Courtesy of the artist
In "The Grey Ship," Erika M. Anderson takes unlikely leaps of faith between extremes.
In "The Grey Ship," Erika M. Anderson takes unlikely leaps of faith between extremes. Courtesy of the artist
Song: "The Grey Ship"
CD: Past Life Martyred Saints
Erika M. Anderson, formerly of the band Gowns, is a master of the mid-length, cathartic rock song.
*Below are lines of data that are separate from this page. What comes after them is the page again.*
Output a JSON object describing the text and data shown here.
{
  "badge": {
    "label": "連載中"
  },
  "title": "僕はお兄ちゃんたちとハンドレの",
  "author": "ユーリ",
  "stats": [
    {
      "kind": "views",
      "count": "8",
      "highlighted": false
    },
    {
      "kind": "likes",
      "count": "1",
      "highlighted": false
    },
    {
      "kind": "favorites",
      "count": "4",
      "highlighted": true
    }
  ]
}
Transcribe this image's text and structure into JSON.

Running over seven minutes, her song "The Grey Ship" — from Past Life Martyred Saints, her solo debut under the name EMA — is a sprawling multi-part example of a style showcases in Gowns' "White Like Heaven." Sonic Youth parodied the prog-rock tendency to name each of a lengthy song's "movements" in Daydream Nation's "Trilogy," but "The Grey Ship," likewise aware of its self-indulgence, doesn't need to be arch about it. Anderson may be punk, but her talent is for noisy rock music that creates a communal emotional state — intimacy unsuited to irony.
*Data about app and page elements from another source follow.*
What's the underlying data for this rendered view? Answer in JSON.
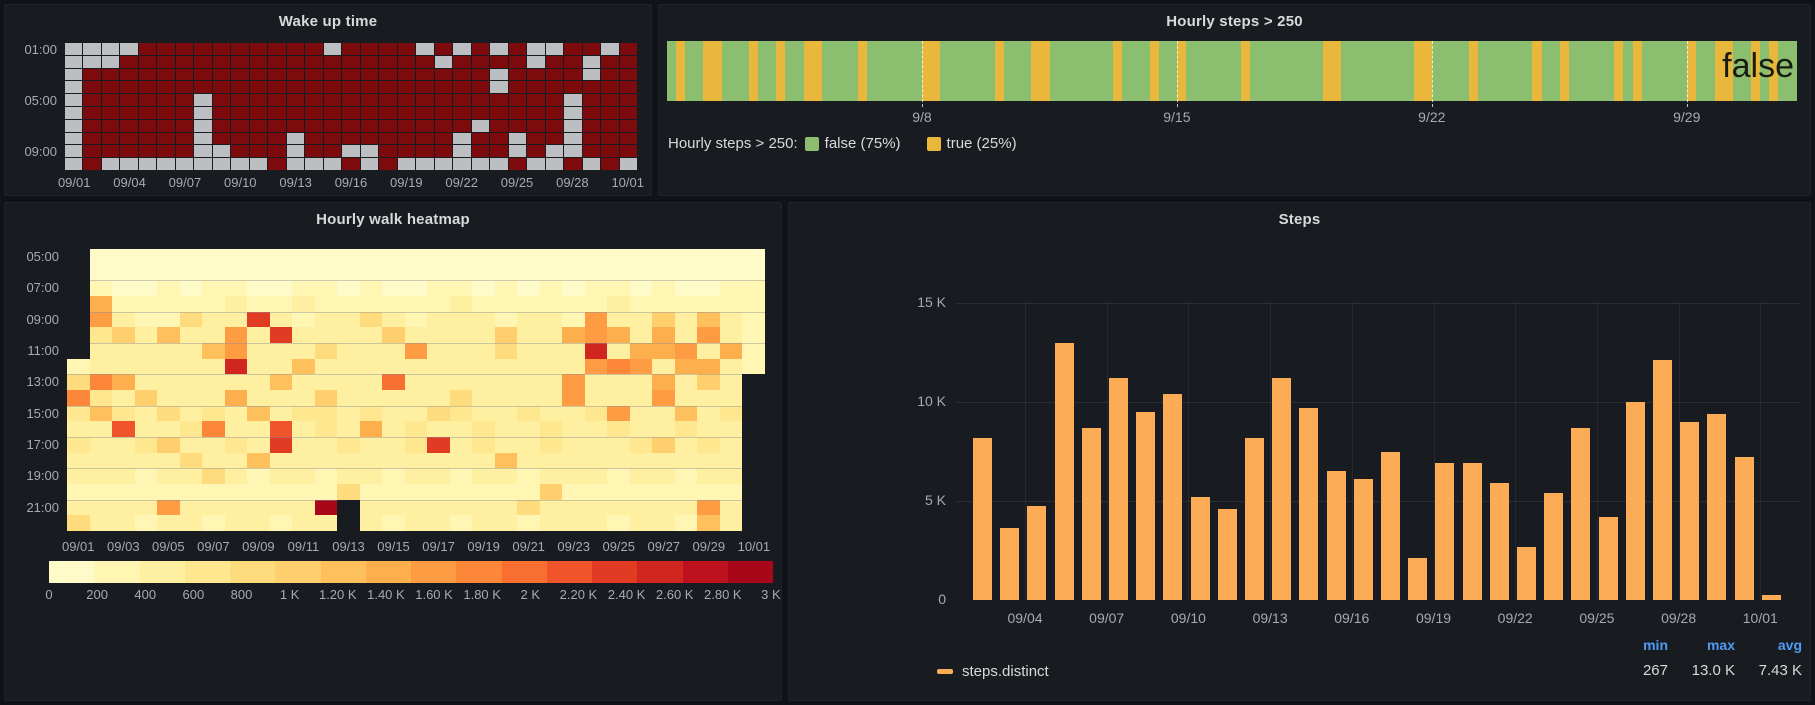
{
  "dashboard": {
    "background": "#111217",
    "panel_background": "#181b1f"
  },
  "chart_data": [
    {
      "id": "wake-up-time",
      "type": "heatmap",
      "title": "Wake up time",
      "y_tick_labels": [
        "01:00",
        "05:00",
        "09:00"
      ],
      "x_tick_labels": [
        "09/01",
        "09/04",
        "09/07",
        "09/10",
        "09/13",
        "09/16",
        "09/19",
        "09/22",
        "09/25",
        "09/28",
        "10/01"
      ],
      "cell_colors": {
        "asleep": "#7d0b0d",
        "no_data": "#bdbec1"
      },
      "rows": [
        "ggggrrrrrrrrrrgrrrrgrgrgrggrrgr",
        "gggrrrrrrrrrrrrrrrrrgrrrrgrrgrr",
        "grrrrrrrrrrrrrrrrrrrrrrgrrrrgrr",
        "grrrrrrrrrrrrrrrrrrrrrrgrrrrrrr",
        "grrrrrrgrrrrrrrrrrrrrrrrrrrgrrr",
        "grrrrrrgrrrrrrrrrrrrrrrrrrrgrrr",
        "grrrrrrgrrrrrrrrrrrrrrgrrrrgrrr",
        "grrrrrrgrrrrgrrrrrrrrgrrgrrgrrr",
        "grrrrrrggrrrgrrggrrrrgrrgrggrrr",
        "grgggggggggrgggrgrggggggrggrgrg"
      ]
    },
    {
      "id": "hourly-steps-gt-250",
      "type": "state-timeline",
      "title": "Hourly steps > 250",
      "slices": [
        "gyggyygggy",
        "ggyggyyggg",
        "gyggggggyy",
        "ggggggyggg",
        "yygggggggy",
        "gggyggyggg",
        "gggygggggg",
        "ggyygggggg",
        "ggyyggggyg",
        "gggggyggyg",
        "ggggygyggg",
        "ggyggyyggy",
        "gygg"
      ],
      "slice_colors": {
        "g": "#8cbe70",
        "y": "#e8b73c"
      },
      "x_tick_labels": [
        "9/8",
        "9/15",
        "9/22",
        "9/29"
      ],
      "current_value_label": "false",
      "legend_title": "Hourly steps > 250:",
      "legend": [
        {
          "label": "false (75%)",
          "color": "#8cbe70"
        },
        {
          "label": "true (25%)",
          "color": "#e8b73c"
        }
      ]
    },
    {
      "id": "hourly-walk-heatmap",
      "type": "heatmap",
      "title": "Hourly walk heatmap",
      "y_tick_labels": [
        "05:00",
        "07:00",
        "09:00",
        "11:00",
        "13:00",
        "15:00",
        "17:00",
        "19:00",
        "21:00"
      ],
      "x_tick_labels": [
        "09/01",
        "09/03",
        "09/05",
        "09/07",
        "09/09",
        "09/11",
        "09/13",
        "09/15",
        "09/17",
        "09/19",
        "09/21",
        "09/23",
        "09/25",
        "09/27",
        "09/29",
        "10/01"
      ],
      "value_range": [
        0,
        3000
      ],
      "scale": {
        "colors": [
          "#fffbc9",
          "#fff6b3",
          "#fef0a0",
          "#fee78e",
          "#fedc7d",
          "#fecf6c",
          "#fec05c",
          "#feaf4d",
          "#fd9c42",
          "#fd8739",
          "#f96e31",
          "#ef542a",
          "#e23b24",
          "#d12620",
          "#bd121d",
          "#a8071a"
        ],
        "tick_labels": [
          "0",
          "200",
          "400",
          "600",
          "800",
          "1 K",
          "1.20 K",
          "1.40 K",
          "1.60 K",
          "1.80 K",
          "2 K",
          "2.20 K",
          "2.40 K",
          "2.60 K",
          "2.80 K",
          "3 K"
        ]
      },
      "values": [
        [
          null,
          120,
          100,
          90,
          110,
          100,
          95,
          120,
          110,
          100,
          90,
          140,
          100,
          110,
          95,
          100,
          120,
          90,
          100,
          110,
          95,
          100,
          90,
          120,
          110,
          100,
          95,
          110,
          100,
          90,
          130
        ],
        [
          null,
          150,
          130,
          120,
          140,
          110,
          130,
          150,
          120,
          140,
          110,
          160,
          130,
          120,
          140,
          110,
          150,
          130,
          120,
          110,
          140,
          130,
          120,
          150,
          140,
          110,
          130,
          120,
          140,
          110,
          150
        ],
        [
          null,
          220,
          180,
          160,
          200,
          170,
          190,
          240,
          180,
          160,
          300,
          200,
          170,
          190,
          160,
          180,
          200,
          240,
          170,
          190,
          160,
          200,
          180,
          220,
          190,
          170,
          200,
          160,
          180,
          190,
          210
        ],
        [
          null,
          1350,
          250,
          200,
          350,
          280,
          240,
          420,
          300,
          260,
          380,
          240,
          280,
          320,
          260,
          300,
          280,
          420,
          260,
          240,
          300,
          280,
          320,
          260,
          440,
          280,
          250,
          300,
          260,
          280,
          320
        ],
        [
          null,
          1500,
          400,
          300,
          350,
          900,
          420,
          380,
          2350,
          400,
          360,
          420,
          380,
          800,
          420,
          360,
          400,
          440,
          380,
          360,
          420,
          400,
          360,
          1500,
          420,
          380,
          1100,
          400,
          1250,
          420,
          300
        ],
        [
          null,
          600,
          1000,
          420,
          1150,
          500,
          460,
          1550,
          500,
          2400,
          460,
          500,
          520,
          480,
          1050,
          500,
          460,
          520,
          480,
          1000,
          500,
          460,
          1400,
          1500,
          1450,
          520,
          1350,
          480,
          1500,
          460,
          250
        ],
        [
          null,
          500,
          450,
          480,
          520,
          460,
          1250,
          1500,
          480,
          520,
          460,
          800,
          500,
          480,
          520,
          1550,
          480,
          500,
          460,
          820,
          500,
          480,
          460,
          2600,
          520,
          1400,
          1450,
          1550,
          480,
          1400,
          300
        ],
        [
          300,
          550,
          480,
          500,
          460,
          520,
          480,
          2450,
          500,
          460,
          1300,
          480,
          520,
          500,
          460,
          480,
          520,
          460,
          500,
          480,
          520,
          460,
          480,
          1650,
          1750,
          1500,
          520,
          1450,
          1350,
          480,
          250
        ],
        [
          900,
          1800,
          1450,
          520,
          480,
          500,
          520,
          480,
          500,
          1200,
          480,
          520,
          500,
          480,
          2050,
          500,
          480,
          520,
          460,
          500,
          480,
          520,
          1500,
          480,
          520,
          500,
          1450,
          520,
          1050,
          500,
          null
        ],
        [
          1700,
          600,
          550,
          1100,
          520,
          560,
          540,
          1400,
          560,
          520,
          540,
          1100,
          560,
          540,
          520,
          560,
          540,
          880,
          560,
          540,
          520,
          560,
          1500,
          540,
          560,
          520,
          1600,
          540,
          560,
          520,
          null
        ],
        [
          700,
          1300,
          580,
          540,
          820,
          560,
          580,
          540,
          1300,
          560,
          580,
          640,
          560,
          580,
          540,
          560,
          820,
          580,
          540,
          560,
          580,
          540,
          560,
          580,
          1600,
          560,
          540,
          1200,
          560,
          580,
          null
        ],
        [
          500,
          560,
          2200,
          540,
          560,
          580,
          1800,
          560,
          540,
          2200,
          560,
          580,
          540,
          1450,
          560,
          580,
          540,
          560,
          580,
          540,
          560,
          580,
          560,
          540,
          580,
          560,
          540,
          580,
          560,
          540,
          null
        ],
        [
          600,
          540,
          560,
          580,
          1000,
          560,
          540,
          580,
          560,
          2400,
          540,
          560,
          580,
          540,
          560,
          580,
          2300,
          540,
          580,
          560,
          540,
          580,
          560,
          540,
          560,
          580,
          1100,
          560,
          580,
          540,
          null
        ],
        [
          500,
          480,
          500,
          460,
          480,
          900,
          460,
          480,
          1250,
          460,
          480,
          500,
          460,
          480,
          500,
          460,
          480,
          500,
          460,
          1150,
          480,
          460,
          500,
          480,
          460,
          500,
          480,
          460,
          500,
          480,
          null
        ],
        [
          400,
          380,
          400,
          360,
          380,
          400,
          900,
          380,
          360,
          400,
          380,
          360,
          400,
          380,
          360,
          400,
          380,
          360,
          400,
          380,
          360,
          400,
          380,
          400,
          360,
          380,
          400,
          360,
          380,
          400,
          null
        ],
        [
          350,
          330,
          350,
          310,
          330,
          350,
          310,
          330,
          350,
          310,
          330,
          350,
          810,
          330,
          310,
          350,
          330,
          310,
          330,
          350,
          310,
          1000,
          330,
          350,
          310,
          330,
          350,
          310,
          330,
          350,
          null
        ],
        [
          450,
          430,
          450,
          410,
          1500,
          450,
          410,
          430,
          450,
          410,
          430,
          3000,
          null,
          430,
          410,
          450,
          430,
          410,
          430,
          450,
          880,
          430,
          410,
          430,
          450,
          410,
          430,
          410,
          1550,
          430,
          null
        ],
        [
          800,
          380,
          400,
          360,
          380,
          400,
          360,
          380,
          400,
          360,
          380,
          400,
          null,
          380,
          360,
          400,
          380,
          360,
          380,
          400,
          360,
          380,
          400,
          380,
          360,
          380,
          400,
          360,
          1200,
          380,
          null
        ]
      ]
    },
    {
      "id": "steps",
      "type": "bar",
      "title": "Steps",
      "values": [
        8200,
        3650,
        4750,
        13000,
        8700,
        11200,
        9500,
        10400,
        5200,
        4600,
        8200,
        11200,
        9700,
        6500,
        6100,
        7500,
        2100,
        6900,
        6900,
        5900,
        2700,
        5400,
        8700,
        4200,
        10000,
        12100,
        9000,
        9400,
        7200,
        267
      ],
      "ylim": [
        0,
        15000
      ],
      "y_tick_labels": [
        "0",
        "5 K",
        "10 K",
        "15 K"
      ],
      "x_tick_labels": [
        "09/04",
        "09/07",
        "09/10",
        "09/13",
        "09/16",
        "09/19",
        "09/22",
        "09/25",
        "09/28",
        "10/01"
      ],
      "series": [
        {
          "name": "steps.distinct",
          "color": "#fcac54"
        }
      ],
      "stats": {
        "header_color": "#4f9bf5",
        "headers": [
          "min",
          "max",
          "avg"
        ],
        "values": [
          "267",
          "13.0 K",
          "7.43 K"
        ]
      }
    }
  ]
}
In its first part, "The Grey Ship" sounds like a hastily recorded sketch, with EMA shuffling through a pleasant, albeit ominous, tune. "I thought it would come from further north than that," she repeats, dazed by the unexpected arrival of a portentous ship. After a few minutes, a blunt transition bumps the listener into a higher-fidelity recording and a full band. EMA lets an ominous synth drone, some abstract electric guitar slashing and a sawing viola intensify until they're a writhing mass, exploding for a few seconds of bashing before pulling back. It all concludes with a bleak coda: "My great-grandmother lived on the prairie / Nothing, and nothing, and nothing, and nothing," Anderson sings as she trails off. "I got the same feeling inside of me / Nothing, and nothing, and nothing, and nothing."
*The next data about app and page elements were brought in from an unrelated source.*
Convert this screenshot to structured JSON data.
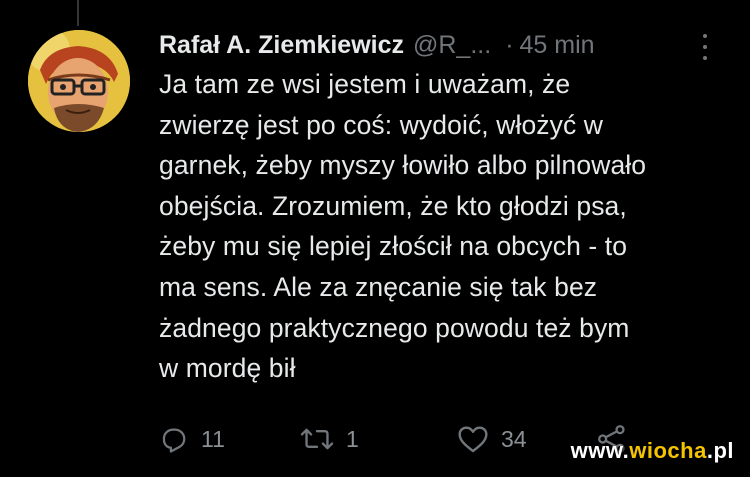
{
  "tweet": {
    "author_name": "Rafał A. Ziemkiewicz",
    "handle": "@R_...",
    "separator": "·",
    "timestamp": "45 min",
    "more_icon": "more-vertical-icon",
    "text_lines": [
      "Ja tam ze wsi jestem i uważam, że",
      "zwierzę jest po coś: wydoić, włożyć w",
      "garnek, żeby myszy łowiło albo pilnowało",
      "obejścia.  Zrozumiem, że kto głodzi psa,",
      "żeby mu się lepiej złościł na obcych - to",
      "ma sens. Ale za znęcanie się tak bez",
      "żadnego praktycznego powodu też bym",
      "w mordę bił"
    ],
    "actions": {
      "reply": {
        "icon": "reply-icon",
        "count": "11"
      },
      "retweet": {
        "icon": "retweet-icon",
        "count": "1"
      },
      "like": {
        "icon": "heart-icon",
        "count": "34"
      },
      "share": {
        "icon": "share-icon"
      }
    }
  },
  "watermark": {
    "prefix": "www.",
    "brand": "wiocha",
    "suffix": ".pl"
  },
  "colors": {
    "background": "#000000",
    "text": "#e7e9ea",
    "secondary": "#71767b",
    "watermark_accent": "#f5c400"
  }
}
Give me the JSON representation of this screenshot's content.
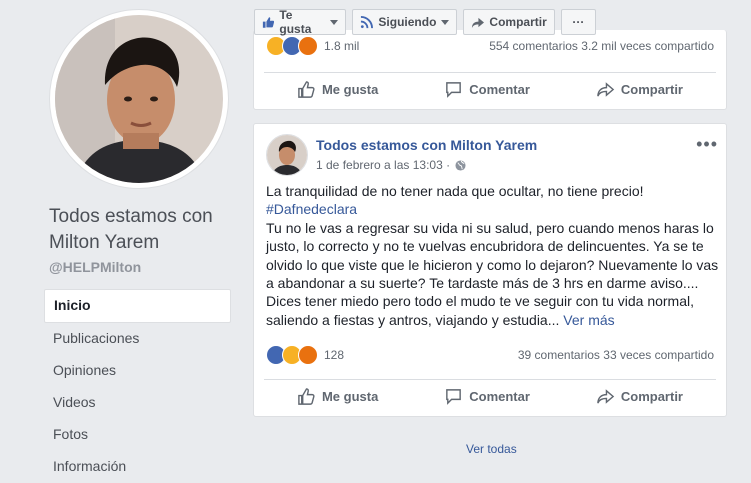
{
  "profile": {
    "name": "Todos estamos con Milton Yarem",
    "handle": "@HELPMilton"
  },
  "nav": [
    {
      "label": "Inicio",
      "active": true
    },
    {
      "label": "Publicaciones"
    },
    {
      "label": "Opiniones"
    },
    {
      "label": "Videos"
    },
    {
      "label": "Fotos"
    },
    {
      "label": "Información"
    }
  ],
  "topbar": {
    "like": "Te gusta",
    "follow": "Siguiendo",
    "share": "Compartir",
    "more": "···"
  },
  "prev_post": {
    "reaction_count": "1.8 mil",
    "comments": "554 comentarios",
    "shares": "3.2 mil veces compartido",
    "actions": {
      "like": "Me gusta",
      "comment": "Comentar",
      "share": "Compartir"
    }
  },
  "post": {
    "author": "Todos estamos con Milton Yarem",
    "date": "1 de febrero a las 13:03 ·",
    "menu": "•••",
    "line1": "La tranquilidad de no tener nada que ocultar, no tiene precio!",
    "hashtag": "#Dafnedeclara",
    "body": "Tu no le vas a regresar su vida ni su salud, pero cuando menos haras lo justo, lo correcto y no te vuelvas encubridora de delincuentes. Ya se te olvido lo que viste que le hicieron y como lo dejaron? Nuevamente lo vas a abandonar a su suerte? Te tardaste más de 3 hrs en darme aviso.... Dices tener miedo pero todo el mudo te ve seguir con tu vida normal, saliendo a fiestas y antros, viajando y estudia...",
    "see_more": "Ver más",
    "reaction_count": "128",
    "comments": "39 comentarios",
    "shares": "33 veces compartido",
    "actions": {
      "like": "Me gusta",
      "comment": "Comentar",
      "share": "Compartir"
    }
  },
  "see_all": "Ver todas",
  "colors": {
    "link": "#365899",
    "like_blue": "#4267b2",
    "bg": "#e9ebee"
  }
}
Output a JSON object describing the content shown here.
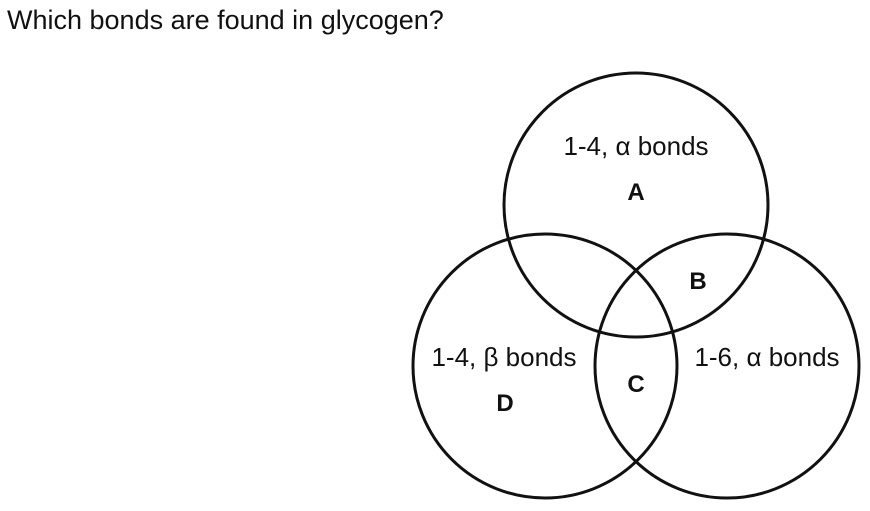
{
  "question": "Which bonds are found in glycogen?",
  "sets": {
    "top": "1-4, α bonds",
    "left": "1-4, β bonds",
    "right": "1-6, α bonds"
  },
  "regions": {
    "a": "A",
    "b": "B",
    "c": "C",
    "d": "D"
  }
}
Whether she's whispering or hollering, Anderson is an equally compelling singer. And, like the aforementioned Sonic Youth's Kim Gordon, Anderson has an expert grasp on rock lyrics as meaningful nonsense — equal parts cliché, cut-up and raw, artful personal admission. Throughout her career, Anderson has made music that hangs together because of these unlikely leaps of faith between extremes. The stakes are higher on the excellent Past Life Martyred Saints, but Anderson is only jumping more confidently.